Every entry must be echoed exactly.

═══ Record extracts

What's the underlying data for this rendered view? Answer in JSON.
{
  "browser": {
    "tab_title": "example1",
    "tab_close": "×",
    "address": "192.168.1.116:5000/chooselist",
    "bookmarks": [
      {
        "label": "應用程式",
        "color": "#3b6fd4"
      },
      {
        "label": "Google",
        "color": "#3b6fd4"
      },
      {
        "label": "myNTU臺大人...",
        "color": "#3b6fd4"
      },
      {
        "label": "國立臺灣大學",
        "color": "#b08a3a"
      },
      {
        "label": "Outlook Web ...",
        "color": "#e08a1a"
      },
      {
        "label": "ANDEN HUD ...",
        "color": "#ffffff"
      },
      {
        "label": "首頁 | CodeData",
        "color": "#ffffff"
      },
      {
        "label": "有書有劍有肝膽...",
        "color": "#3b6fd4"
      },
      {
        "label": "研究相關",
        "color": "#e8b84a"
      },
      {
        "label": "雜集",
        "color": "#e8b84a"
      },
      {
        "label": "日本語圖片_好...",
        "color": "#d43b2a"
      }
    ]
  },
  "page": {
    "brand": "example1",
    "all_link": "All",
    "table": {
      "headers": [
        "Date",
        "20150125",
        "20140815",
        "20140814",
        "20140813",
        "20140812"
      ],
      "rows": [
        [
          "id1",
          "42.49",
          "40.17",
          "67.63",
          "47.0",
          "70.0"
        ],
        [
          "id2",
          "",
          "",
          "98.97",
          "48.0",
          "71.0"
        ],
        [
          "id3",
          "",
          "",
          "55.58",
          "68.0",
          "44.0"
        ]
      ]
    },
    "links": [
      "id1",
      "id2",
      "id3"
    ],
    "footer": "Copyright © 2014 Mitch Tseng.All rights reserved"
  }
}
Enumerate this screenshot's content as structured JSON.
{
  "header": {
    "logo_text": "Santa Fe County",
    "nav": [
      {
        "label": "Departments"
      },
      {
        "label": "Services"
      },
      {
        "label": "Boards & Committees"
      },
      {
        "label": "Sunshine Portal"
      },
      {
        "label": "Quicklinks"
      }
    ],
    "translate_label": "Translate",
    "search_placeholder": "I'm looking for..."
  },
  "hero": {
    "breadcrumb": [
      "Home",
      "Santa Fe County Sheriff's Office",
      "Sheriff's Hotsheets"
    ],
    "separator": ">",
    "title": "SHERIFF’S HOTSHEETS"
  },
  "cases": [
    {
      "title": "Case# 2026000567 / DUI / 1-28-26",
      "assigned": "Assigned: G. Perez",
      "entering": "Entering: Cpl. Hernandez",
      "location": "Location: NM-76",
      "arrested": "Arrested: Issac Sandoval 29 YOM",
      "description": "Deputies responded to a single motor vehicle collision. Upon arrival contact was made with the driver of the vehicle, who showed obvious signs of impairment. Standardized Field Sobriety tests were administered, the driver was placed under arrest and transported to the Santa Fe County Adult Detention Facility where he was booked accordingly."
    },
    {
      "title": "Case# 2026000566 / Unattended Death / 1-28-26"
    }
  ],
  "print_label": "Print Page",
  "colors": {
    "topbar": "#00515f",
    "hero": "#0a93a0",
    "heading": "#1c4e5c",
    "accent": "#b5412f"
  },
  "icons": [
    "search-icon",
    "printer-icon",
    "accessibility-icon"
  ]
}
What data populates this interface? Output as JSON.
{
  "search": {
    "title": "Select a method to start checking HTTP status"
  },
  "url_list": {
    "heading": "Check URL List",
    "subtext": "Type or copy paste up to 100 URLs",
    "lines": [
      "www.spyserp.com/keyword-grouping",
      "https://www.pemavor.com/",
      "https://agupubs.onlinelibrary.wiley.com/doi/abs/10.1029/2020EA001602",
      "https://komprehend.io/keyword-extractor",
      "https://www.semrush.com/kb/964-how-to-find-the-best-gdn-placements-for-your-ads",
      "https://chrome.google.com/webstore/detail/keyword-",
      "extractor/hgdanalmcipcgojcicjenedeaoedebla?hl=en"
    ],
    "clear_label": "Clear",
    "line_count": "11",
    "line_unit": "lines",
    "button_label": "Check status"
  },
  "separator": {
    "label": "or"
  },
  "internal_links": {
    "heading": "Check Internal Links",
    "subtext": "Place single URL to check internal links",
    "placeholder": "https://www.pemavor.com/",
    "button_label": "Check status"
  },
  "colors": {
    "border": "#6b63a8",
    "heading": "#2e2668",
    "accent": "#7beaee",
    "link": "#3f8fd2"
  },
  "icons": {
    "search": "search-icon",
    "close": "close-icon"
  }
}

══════

■ **Response to this task**:
What's the underlying data for this rendered view? Answer in JSON.
{
  "browser": {
    "tab_title": "example1",
    "tab_close": "×",
    "address": "192.168.1.116:5000/chooselist",
    "bookmarks": [
      {
        "label": "應用程式",
        "color": "#3b6fd4"
      },
      {
        "label": "Google",
        "color": "#3b6fd4"
      },
      {
        "label": "myNTU臺大人...",
        "color": "#3b6fd4"
      },
      {
        "label": "國立臺灣大學",
        "color": "#b08a3a"
      },
      {
        "label": "Outlook Web ...",
        "color": "#e08a1a"
      },
      {
        "label": "ANDEN HUD ...",
        "color": "#ffffff"
      },
      {
        "label": "首頁 | CodeData",
        "color": "#ffffff"
      },
      {
        "label": "有書有劍有肝膽...",
        "color": "#3b6fd4"
      },
      {
        "label": "研究相關",
        "color": "#e8b84a"
      },
      {
        "label": "雜集",
        "color": "#e8b84a"
      },
      {
        "label": "日本語圖片_好...",
        "color": "#d43b2a"
      }
    ]
  },
  "page": {
    "brand": "example1",
    "all_link": "All",
    "table": {
      "headers": [
        "Date",
        "20150125",
        "20140815",
        "20140814",
        "20140813",
        "20140812"
      ],
      "rows": [
        [
          "id1",
          "42.49",
          "40.17",
          "67.63",
          "47.0",
          "70.0"
        ],
        [
          "id2",
          "",
          "",
          "98.97",
          "48.0",
          "71.0"
        ],
        [
          "id3",
          "",
          "",
          "55.58",
          "68.0",
          "44.0"
        ]
      ]
    },
    "links": [
      "id1",
      "id2",
      "id3"
    ],
    "footer": "Copyright © 2014 Mitch Tseng.All rights reserved"
  }
}
Enumerate this screenshot's content as structured JSON.
{
  "header": {
    "logo_text": "Santa Fe County",
    "nav": [
      {
        "label": "Departments"
      },
      {
        "label": "Services"
      },
      {
        "label": "Boards & Committees"
      },
      {
        "label": "Sunshine Portal"
      },
      {
        "label": "Quicklinks"
      }
    ],
    "translate_label": "Translate",
    "search_placeholder": "I'm looking for..."
  },
  "hero": {
    "breadcrumb": [
      "Home",
      "Santa Fe County Sheriff's Office",
      "Sheriff's Hotsheets"
    ],
    "separator": ">",
    "title": "SHERIFF’S HOTSHEETS"
  },
  "cases": [
    {
      "title": "Case# 2026000567 / DUI / 1-28-26",
      "assigned": "Assigned: G. Perez",
      "entering": "Entering: Cpl. Hernandez",
      "location": "Location: NM-76",
      "arrested": "Arrested: Issac Sandoval 29 YOM",
      "description": "Deputies responded to a single motor vehicle collision. Upon arrival contact was made with the driver of the vehicle, who showed obvious signs of impairment. Standardized Field Sobriety tests were administered, the driver was placed under arrest and transported to the Santa Fe County Adult Detention Facility where he was booked accordingly."
    },
    {
      "title": "Case# 2026000566 / Unattended Death / 1-28-26"
    }
  ],
  "print_label": "Print Page",
  "colors": {
    "topbar": "#00515f",
    "hero": "#0a93a0",
    "heading": "#1c4e5c",
    "accent": "#b5412f"
  },
  "icons": [
    "search-icon",
    "printer-icon",
    "accessibility-icon"
  ]
}
What data populates this interface? Output as JSON.
{
  "search": {
    "title": "Select a method to start checking HTTP status"
  },
  "url_list": {
    "heading": "Check URL List",
    "subtext": "Type or copy paste up to 100 URLs",
    "lines": [
      "www.spyserp.com/keyword-grouping",
      "https://www.pemavor.com/",
      "https://agupubs.onlinelibrary.wiley.com/doi/abs/10.1029/2020EA001602",
      "https://komprehend.io/keyword-extractor",
      "https://www.semrush.com/kb/964-how-to-find-the-best-gdn-placements-for-your-ads",
      "https://chrome.google.com/webstore/detail/keyword-",
      "extractor/hgdanalmcipcgojcicjenedeaoedebla?hl=en"
    ],
    "clear_label": "Clear",
    "line_count": "11",
    "line_unit": "lines",
    "button_label": "Check status"
  },
  "separator": {
    "label": "or"
  },
  "internal_links": {
    "heading": "Check Internal Links",
    "subtext": "Place single URL to check internal links",
    "placeholder": "https://www.pemavor.com/",
    "button_label": "Check status"
  },
  "colors": {
    "border": "#6b63a8",
    "heading": "#2e2668",
    "accent": "#7beaee",
    "link": "#3f8fd2"
  },
  "icons": {
    "search": "search-icon",
    "close": "close-icon"
  }
}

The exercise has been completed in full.